The RAAC Community Theatre presented a staged reading of George Orwell’s classic dystopian fable “Animal Farm” for three performances last weekend. Nelson Bond adapted Orwell’s novella into a script for seven actors who created over 15 characters, including pigs, horses, goats, birds, and sheep.
The theatre’s artistic director Patty Hardee explained that in a staged reading the actors are seated on a bare stage with their scripts before them on music stands. The actors use their voices, facial expressions, gestures, and interactions with each other to create the story and characters.
The story takes place on Mr. Jones’ Manor Farm where a group of exploited farm animals run off Jones and seek to build the newly named “Animal Farm” into a kind of Utopia — Utopia that is until power struggles arise in the barnyard.
Mike Mahoney, who directed Arcadia earlier this year, was the main narrator. Scott McMurtray, Carolyn Thornton, John Lesinski, and Celia Cooley — all veterans of RAAC productions — were joined by talented newcomers, Karl Brotzman and Peggy Emmling.
Patty directed the play and says she looks forward to working with all of these actors again. In fact, she has already cast many of them in the theatre’s upcoming holiday production of St. George and the Dragon at Christmastide.
If you are heading to The Inn at Little Washington special market on Sunday, Sept. 24, from 10 a.m. to 2 p.m., you will find a lot going on, in particular the Inn will be having a September Gift Basket giveaway. Contestants must be present for the noon drawing to be eligible to win.
The basket includes a 6-pack of cookies, housemade granola, rhubarb blush, cocktail syrup, peach jam and kosher dill pickles. Sounds delicious!
Also sample from the Paradise Springs Winery, Rappahannock Oyster Company, myriad vendors, and there will be the usual good old Bluegrass music and BBQ. All the more reason to take a country drive and visit their village market. I am sure you won’t be disappointed.
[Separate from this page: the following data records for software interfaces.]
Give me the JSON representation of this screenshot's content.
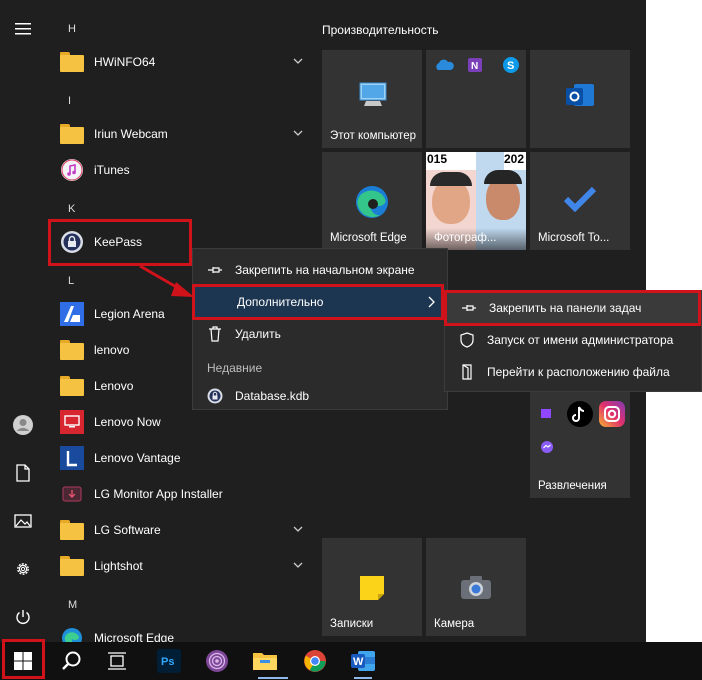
{
  "applist": {
    "h_letter": "H",
    "hwinfo": "HWiNFO64",
    "i_letter": "I",
    "iriun": "Iriun Webcam",
    "itunes": "iTunes",
    "k_letter": "K",
    "keepass": "KeePass",
    "l_letter": "L",
    "legion": "Legion Arena",
    "lenovo_folder": "lenovo",
    "lenovo_folder2": "Lenovo",
    "lenovo_now": "Lenovo Now",
    "lenovo_vantage": "Lenovo Vantage",
    "lg_monitor": "LG Monitor App Installer",
    "lg_software": "LG Software",
    "lightshot": "Lightshot",
    "m_letter": "M",
    "ms_edge": "Microsoft Edge"
  },
  "tiles": {
    "group_title": "Производительность",
    "this_pc": "Этот компьютер",
    "edge": "Microsoft Edge",
    "photos": "Фотограф...",
    "photos_year_left": "015",
    "photos_year_right": "202",
    "todo": "Microsoft To...",
    "entertainment": "Развлечения",
    "notes": "Записки",
    "camera": "Камера"
  },
  "context_menu": {
    "pin_start": "Закрепить на начальном экране",
    "more": "Дополнительно",
    "uninstall": "Удалить",
    "recent_header": "Недавние",
    "recent_file": "Database.kdb"
  },
  "submenu": {
    "pin_taskbar": "Закрепить на панели задач",
    "run_admin": "Запуск от имени администратора",
    "open_location": "Перейти к расположению файла"
  },
  "colors": {
    "highlight_red": "#d0121a",
    "menu_selected": "#1c3550",
    "tile_bg": "#333333"
  }
}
RappCats is kicking off its annual Cause for Paws raffle at the 2017 Rappahannock County Farm Tour and Festival, Sept. 23 and 24. Volunteers will be at Happy Henz in Rock Mills (150 Henze Lane). The prize is a romantic package for two, including dinner at The Inn at Little Washington and a one-night stay at the luxurious White Moose Inn.
Tickets are still only $5, or 5 for $20. RappCats will sell only 500 tickets, so the odds are very good. The proceeds benefit a good cause. All proceeds will be used to spay/neuter Rappahannock County cats. RappCats uses the funds mainly for homeless cats. Also, funds are used to spay/neuter the pet cats of local families who cannot afford to do so.
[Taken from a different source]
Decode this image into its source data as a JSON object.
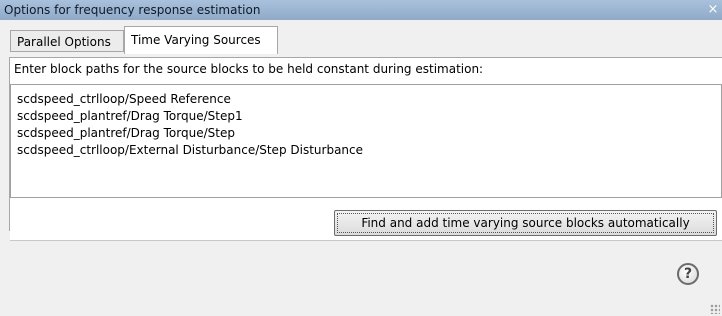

After this weekend’s county farm tour, RappCats will sell tickets through its website using PayPal. Tickets will also be available at the RappCats Adoption Center and from RappCats volunteers. Michelle and Gary Schwartz, formerly of Heritage House B&B, created the Cause for Paws raffle in 2006. Toby, their rescued pet cat and guest favorite, was hit by a car on Main Street. The Schwartzes decided to turn their sad experience into a positive by creating the raffle in Toby’s memory.
“Knowing that there were kind people in the county who rescued cats but couldn’t afford to spay or neuter them,” Gary says, “we created a fund to help.” They have raised approximately $20,000 in the elevenraffles held since 2006.
It has meant a lot for Michelle and Gary to help other cats through the raffle. “If everyone spays and neuters their cats, it will help to reduce the unwanted cat population in the county,” says Michelle. “Even if you are not a cat lover, please buy a raffle ticket and help us control the cat population. It will make your dog and the county’s songbirds very happy!”
RappCats is a nonprofit group that depends on volunteers and private donations. RappCats has the only state approved cat shelter in Rappahannock County. It is not associated with the county government and receives no public funds. For more information, call RappCats at 540-987- 6050 or email email@example.com.